• _INFORMATION SUPPLIED_:
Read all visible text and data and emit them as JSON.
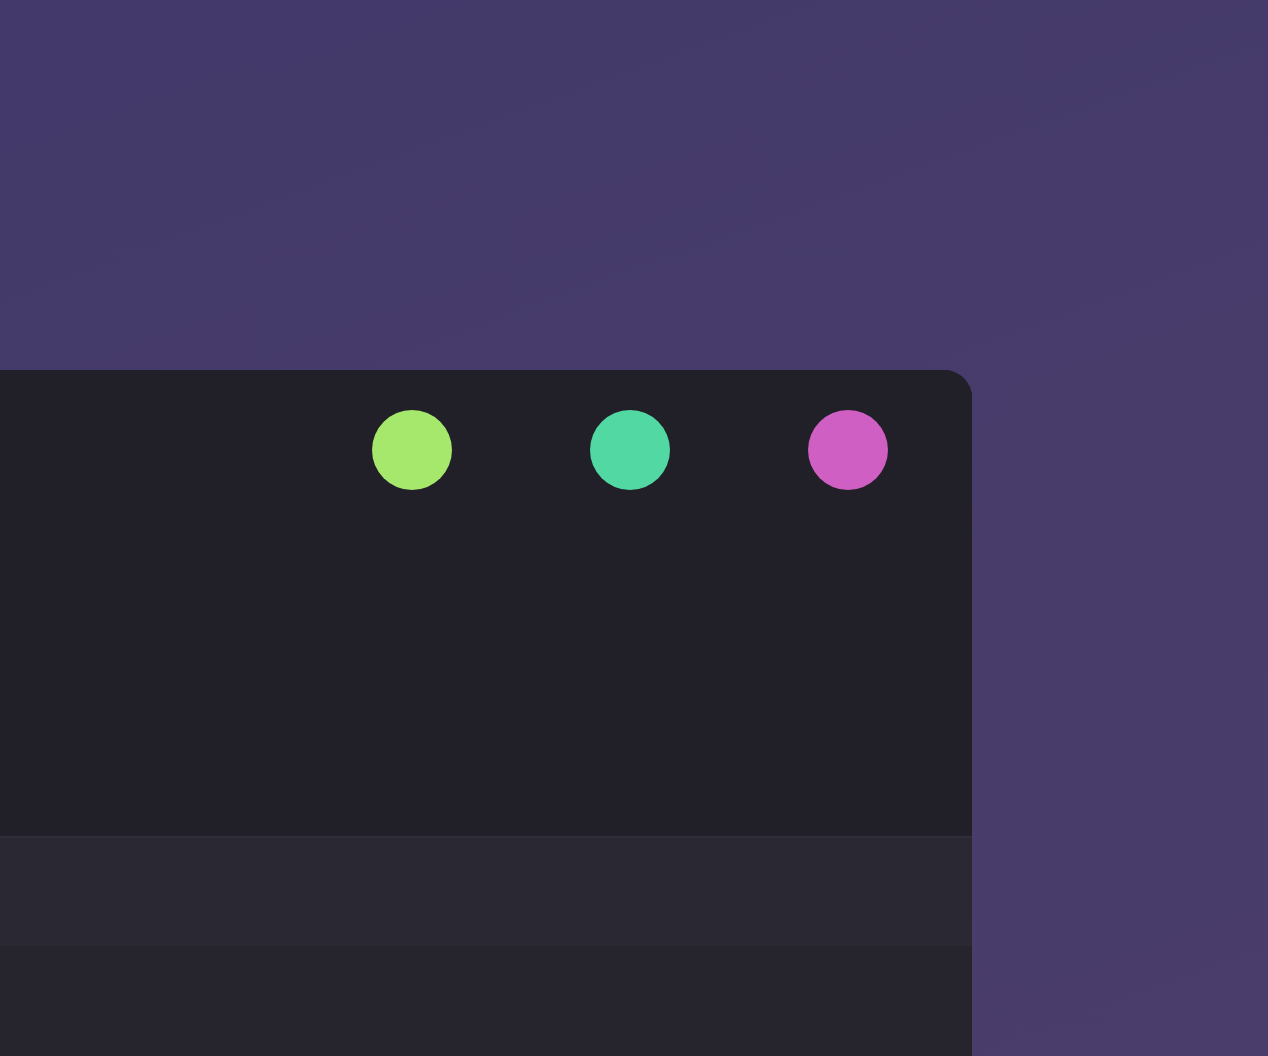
{
  "window": {
    "controls": [
      {
        "color": "#a6e86c"
      },
      {
        "color": "#52d8a2"
      },
      {
        "color": "#d05fc4"
      }
    ]
  }
}
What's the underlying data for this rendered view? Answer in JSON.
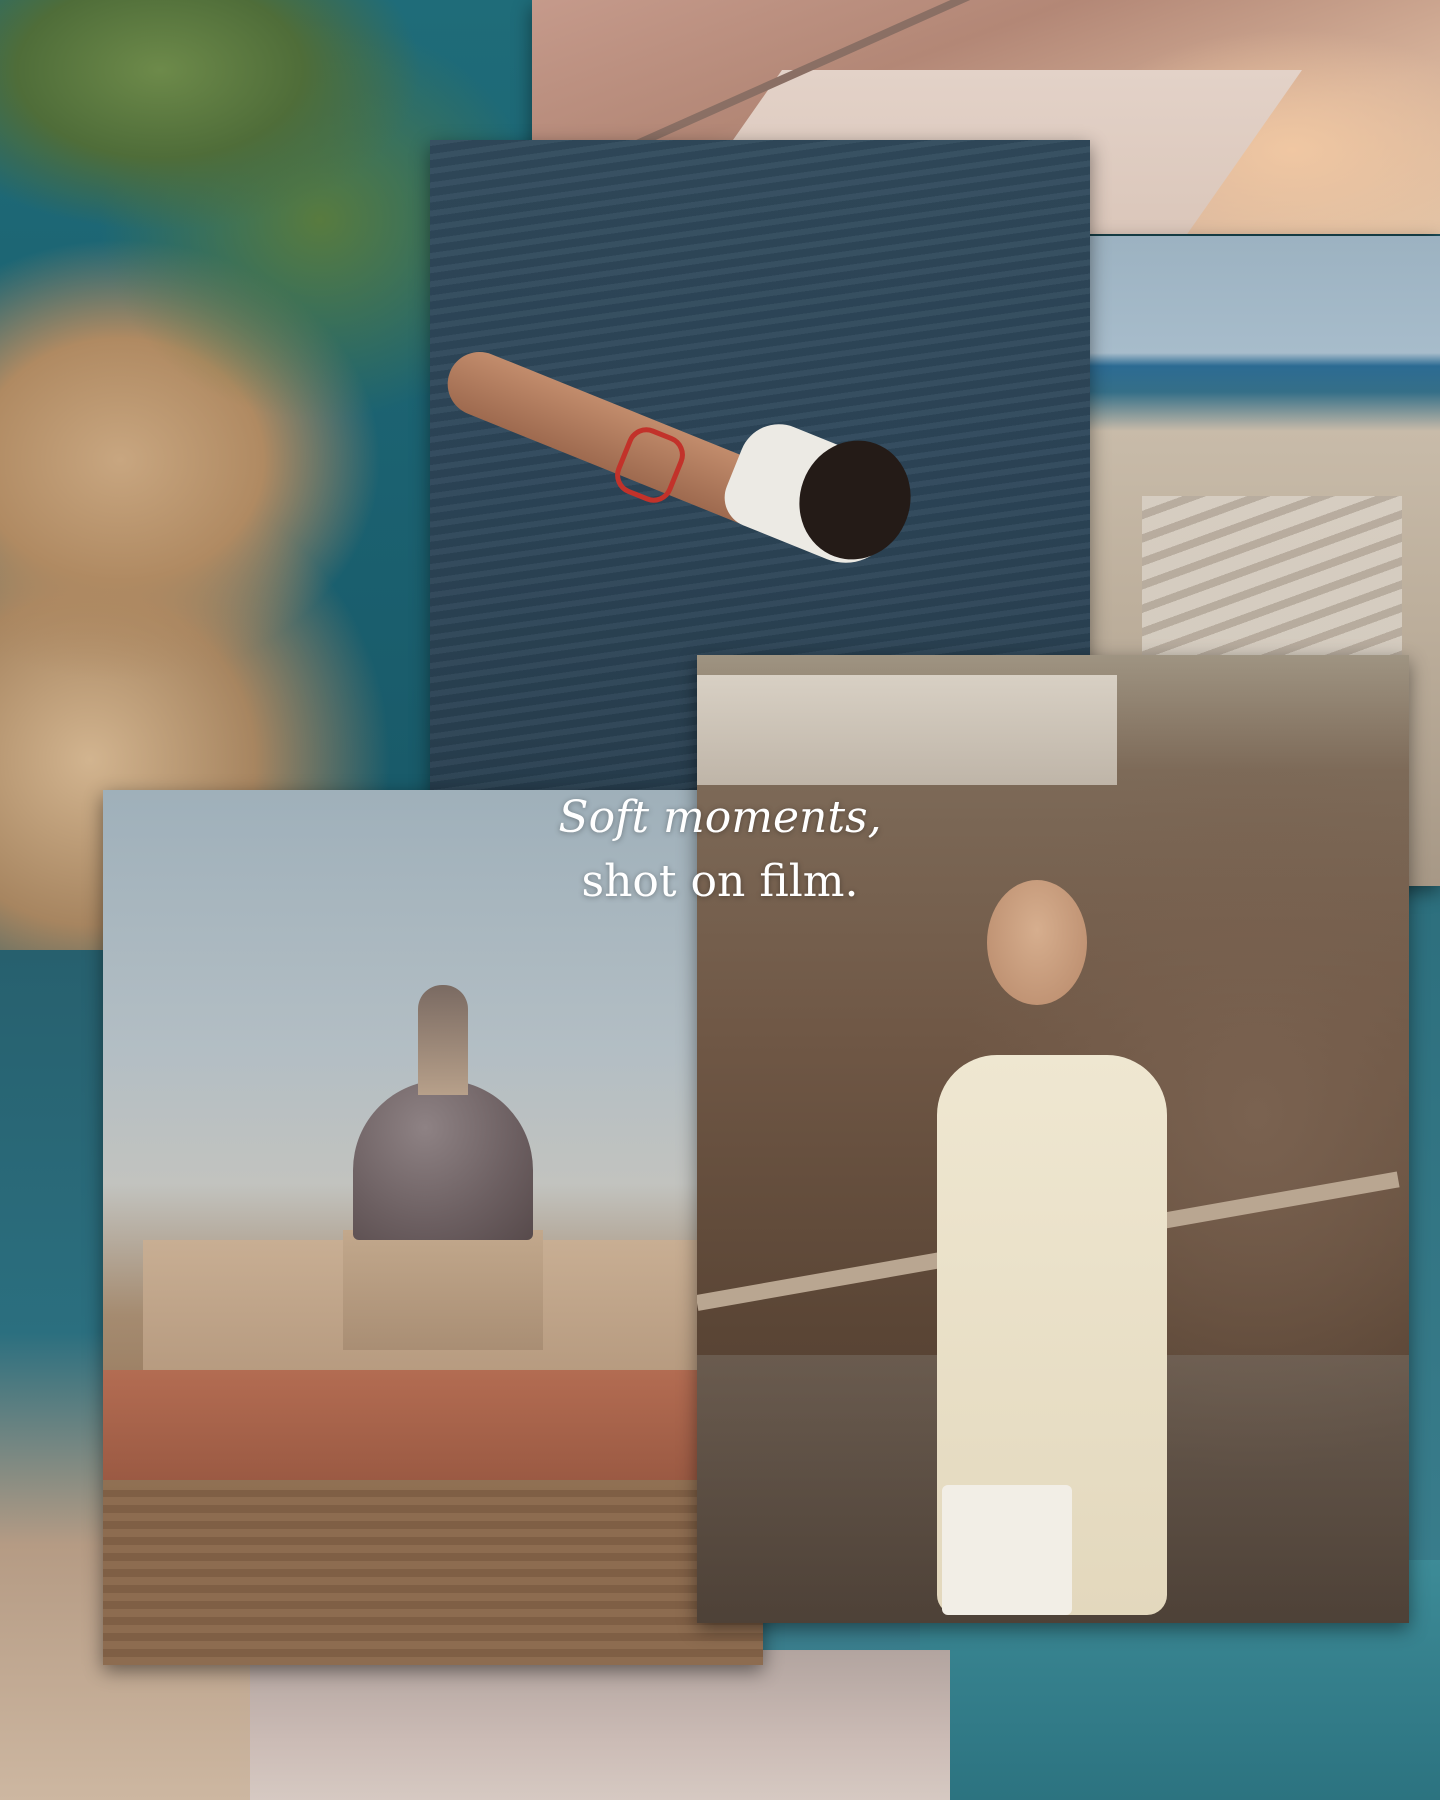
{
  "headline": {
    "line1": "Soft moments,",
    "line2": "shot on film."
  },
  "colors": {
    "text": "#ffffff",
    "sea": "#1f6c79",
    "film_warm": "#b38776"
  }
}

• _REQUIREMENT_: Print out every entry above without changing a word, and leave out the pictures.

• _RESULT OF THE TASK_:
Read all visible text and data and emit them as JSON.
{
  "window": {
    "controls": [
      {
        "color": "#a6e86c"
      },
      {
        "color": "#52d8a2"
      },
      {
        "color": "#d05fc4"
      }
    ]
  }
}
What's the underlying data for this rendered view? Answer in JSON.
{
  "headline": {
    "line1": "Soft moments,",
    "line2": "shot on film."
  },
  "colors": {
    "text": "#ffffff",
    "sea": "#1f6c79",
    "film_warm": "#b38776"
  }
}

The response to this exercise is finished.